Finland’s central criminal police said the anchor weighed 6 tonnes, was missing one of its prongs and had been lifted from the seabed using a navy crane. The anchor had also caused deep drag marks on both sides of the fractured pipeline.  

The NBI tried to contact the ship’s captain to no avail and suspected that the movement of the vessel closely coincided with the pipeline damage.  

“The next questions are about whether it was intentional, negligence, poor seamanship, and that’s where we get into whether there could be a motive for what’s going on. It’s too early to answer that at this stage,” said Robin Lardot, the NBI chief.  

Finland relies on gas for 5% of its energy supplies. The pipeline operators have said it will take at least five months to carry out repairs, and the facility will be in operation in April 2024 at the earliest.  

Earlier this month, Offshore Technology reported the Balticconnector has an annual capacity of 2.6 billion cubic metres. At the time of the incident, it was transporting approximately 30 gigawatt-hours of gas per day. 

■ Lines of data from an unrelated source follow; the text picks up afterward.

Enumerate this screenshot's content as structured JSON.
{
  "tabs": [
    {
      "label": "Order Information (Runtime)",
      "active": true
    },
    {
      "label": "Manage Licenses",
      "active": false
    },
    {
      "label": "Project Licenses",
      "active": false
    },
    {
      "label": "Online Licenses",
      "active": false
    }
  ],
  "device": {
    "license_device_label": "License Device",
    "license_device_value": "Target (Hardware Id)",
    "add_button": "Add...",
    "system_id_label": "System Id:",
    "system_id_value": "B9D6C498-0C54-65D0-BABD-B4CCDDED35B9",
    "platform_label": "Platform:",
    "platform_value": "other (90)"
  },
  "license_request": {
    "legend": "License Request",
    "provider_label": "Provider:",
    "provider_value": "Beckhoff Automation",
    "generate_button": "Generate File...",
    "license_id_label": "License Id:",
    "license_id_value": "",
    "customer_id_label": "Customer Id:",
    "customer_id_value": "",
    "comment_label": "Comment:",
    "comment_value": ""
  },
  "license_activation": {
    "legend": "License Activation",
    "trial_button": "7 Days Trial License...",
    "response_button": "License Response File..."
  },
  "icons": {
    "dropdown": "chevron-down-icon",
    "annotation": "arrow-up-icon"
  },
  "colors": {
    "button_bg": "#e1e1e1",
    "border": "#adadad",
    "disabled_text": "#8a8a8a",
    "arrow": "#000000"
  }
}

In April 2023, Finland became a member of NATO after abandoning its longstanding policy of non-alignment in the wake of Russia’s invasion of Ukraine. On 11 October, NATO Secretary General Jens Stoltenberg said, “If it is proven to be a deliberate attack on NATO-critical infrastructure, then this will be, of course, serious, but it will also be met by a united and determined response from NATO.”